A 1,000 square mile exclusion zone of forests and marshland surrounds the former Chernobyl nuclear reactor in Ukraine and has been largely off-limits since the 1986 disaster. The reactor itself will be covered next year by a $1.6 billion steel arch. GCL-SI has not revealed details regarding where the new solar power plant will be built or how much it will cost. However, GCL-SI management states that the project will be safe for workers. “Ukraine has passed a law allowing the site to be developed for agriculture and other things, so that means (the radiation) is under control,” said a manager who spoke anonymously.

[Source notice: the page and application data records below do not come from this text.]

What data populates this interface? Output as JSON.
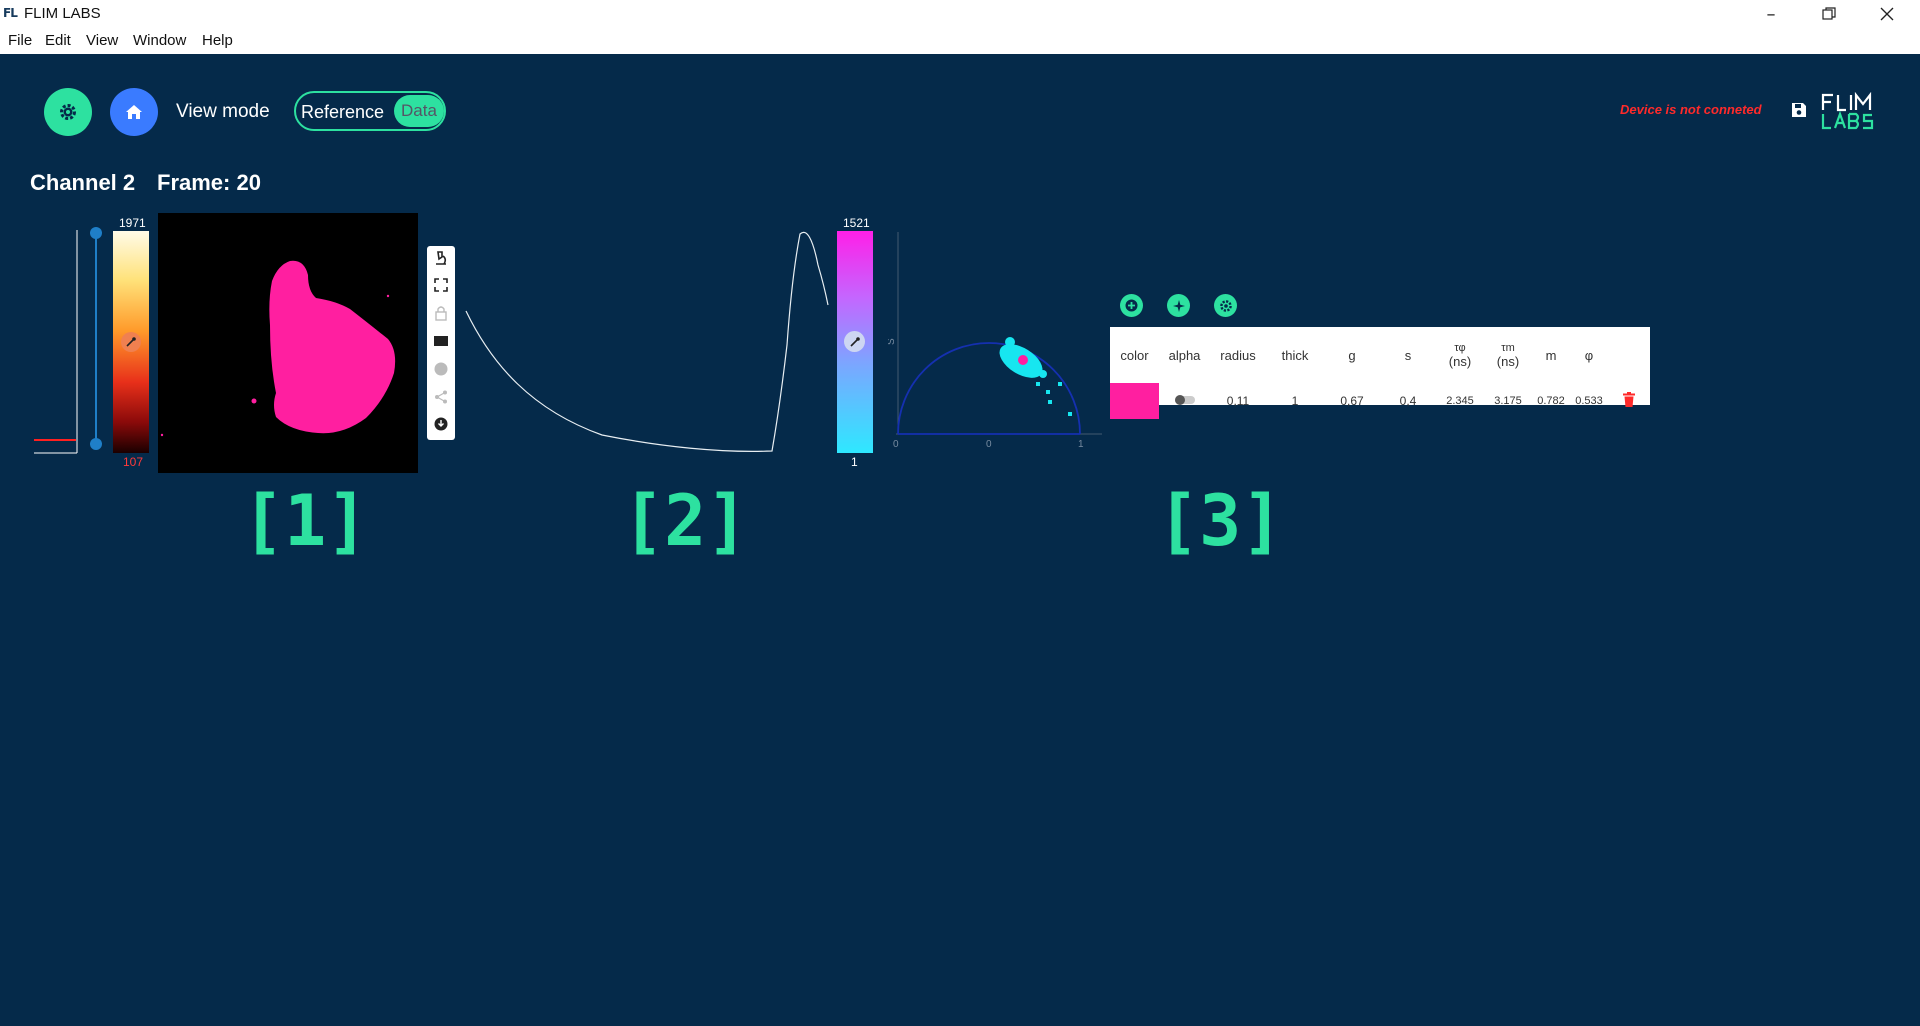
{
  "window": {
    "title": "FLIM LABS",
    "icon": "app-logo-icon",
    "controls": [
      "minimize",
      "restore",
      "close"
    ]
  },
  "menu": [
    "File",
    "Edit",
    "View",
    "Window",
    "Help"
  ],
  "toolbar": {
    "settings_icon": "gear-icon",
    "home_icon": "home-icon",
    "view_mode_label": "View mode",
    "toggle_options": [
      "Reference",
      "Data"
    ],
    "toggle_selected": "Data",
    "device_status": "Device is not conneted",
    "save_icon": "save-icon",
    "logo_text": "FLIM LABS"
  },
  "status": {
    "channel": "Channel 2",
    "frame": "Frame: 20"
  },
  "intensity": {
    "max": "1971",
    "min": "107",
    "slider_low": 0.0,
    "slider_high": 1.0,
    "picker_icon": "eyedropper-icon"
  },
  "image_tools": [
    "microscope-icon",
    "fullscreen-icon",
    "lock-icon",
    "rectangle-icon",
    "circle-icon",
    "share-icon",
    "download-icon"
  ],
  "decay": {
    "colorbar_max": "1521",
    "colorbar_min": "1",
    "picker_icon": "eyedropper-icon"
  },
  "phasor": {
    "y_axis_label": "S",
    "x_ticks": [
      "0",
      "0",
      "1"
    ]
  },
  "panel_labels": [
    "[1]",
    "[2]",
    "[3]"
  ],
  "roi_actions": [
    "add-circle-icon",
    "sparkle-icon",
    "settings-icon"
  ],
  "roi_table": {
    "columns": [
      {
        "label": "color",
        "unit": ""
      },
      {
        "label": "alpha",
        "unit": ""
      },
      {
        "label": "radius",
        "unit": ""
      },
      {
        "label": "thick",
        "unit": ""
      },
      {
        "label": "g",
        "unit": ""
      },
      {
        "label": "s",
        "unit": ""
      },
      {
        "label": "τφ",
        "unit": "(ns)"
      },
      {
        "label": "τm",
        "unit": "(ns)"
      },
      {
        "label": "m",
        "unit": ""
      },
      {
        "label": "φ",
        "unit": ""
      },
      {
        "label": "",
        "unit": ""
      }
    ],
    "rows": [
      {
        "color": "#ff1fa0",
        "alpha_icon": "toggle-icon",
        "radius": "0,11",
        "thick": "1",
        "g": "0,67",
        "s": "0,4",
        "tau_phi": "2.345",
        "tau_m": "3.175",
        "m": "0.782",
        "phi": "0.533",
        "delete_icon": "trash-icon"
      }
    ]
  },
  "colors": {
    "background": "#052a4a",
    "accent_green": "#2de1a0",
    "accent_blue": "#3a7bff",
    "roi_pink": "#ff1fa0",
    "phasor_cyan": "#17e6f0",
    "error_red": "#ff2a2a"
  }
}
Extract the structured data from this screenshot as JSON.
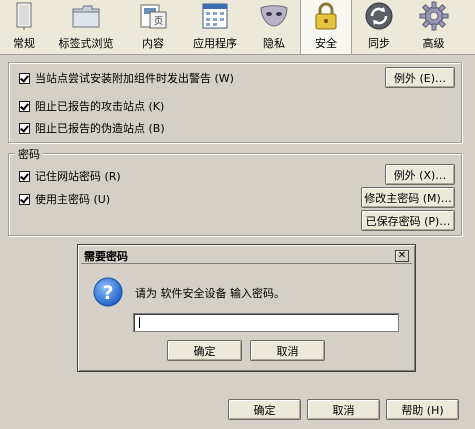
{
  "tabs": [
    {
      "label": "常规",
      "icon": "general-icon"
    },
    {
      "label": "标签式浏览",
      "icon": "folder-tabs-icon"
    },
    {
      "label": "内容",
      "icon": "content-icon"
    },
    {
      "label": "应用程序",
      "icon": "applications-icon"
    },
    {
      "label": "隐私",
      "icon": "privacy-mask-icon"
    },
    {
      "label": "安全",
      "icon": "lock-icon"
    },
    {
      "label": "同步",
      "icon": "sync-icon"
    },
    {
      "label": "高级",
      "icon": "gear-icon"
    }
  ],
  "active_tab": "安全",
  "general": {
    "warn_addon_label": "当站点尝试安装附加组件时发出警告 (W)",
    "warn_addon_checked": true,
    "exceptions1": "例外 (E)…",
    "block_attack_label": "阻止已报告的攻击站点 (K)",
    "block_attack_checked": true,
    "block_forgery_label": "阻止已报告的伪造站点 (B)",
    "block_forgery_checked": true
  },
  "passwords": {
    "legend": "密码",
    "remember_label": "记住网站密码 (R)",
    "remember_checked": true,
    "exceptions2": "例外 (X)…",
    "master_label": "使用主密码 (U)",
    "master_checked": true,
    "change_master": "修改主密码 (M)…",
    "saved_passwords": "已保存密码 (P)…"
  },
  "dialog": {
    "title": "需要密码",
    "message": "请为 软件安全设备 输入密码。",
    "input_value": "",
    "ok": "确定",
    "cancel": "取消",
    "close_glyph": "✕"
  },
  "footer": {
    "ok": "确定",
    "cancel": "取消",
    "help": "帮助 (H)"
  }
}
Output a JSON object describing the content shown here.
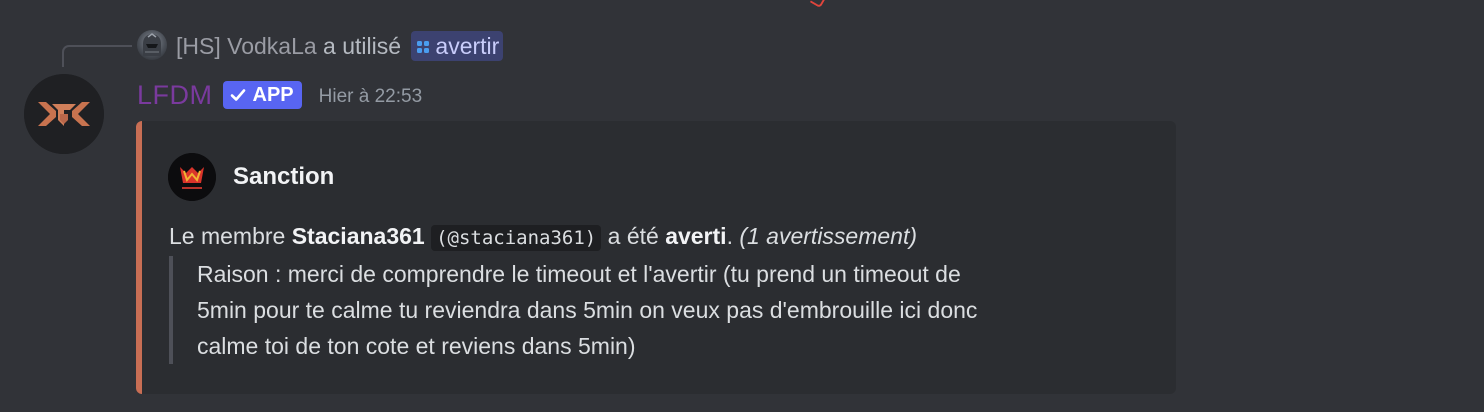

The Chinese firms in charge of building the solar power plant are attempting to build up an international presence and reputation for clean energy excellence. Even before their Chernobyl project, the Chinese have successfully reformatted contaminated land into renewable energy generators. To discourage urban expansion from absorbing more farmland, China has implemented policies that encourage solar and wind power plants on damaged land, including in Shanxi, the country’s top coal province. With 43 gigawatts of generating capacity expected by the end of the year, China is currently the world’s top solar power generator. In the race towards global energy dominance, China is also well ahead. 72 percent of the global solar power components produced in 2015 were made in the People’s Republic.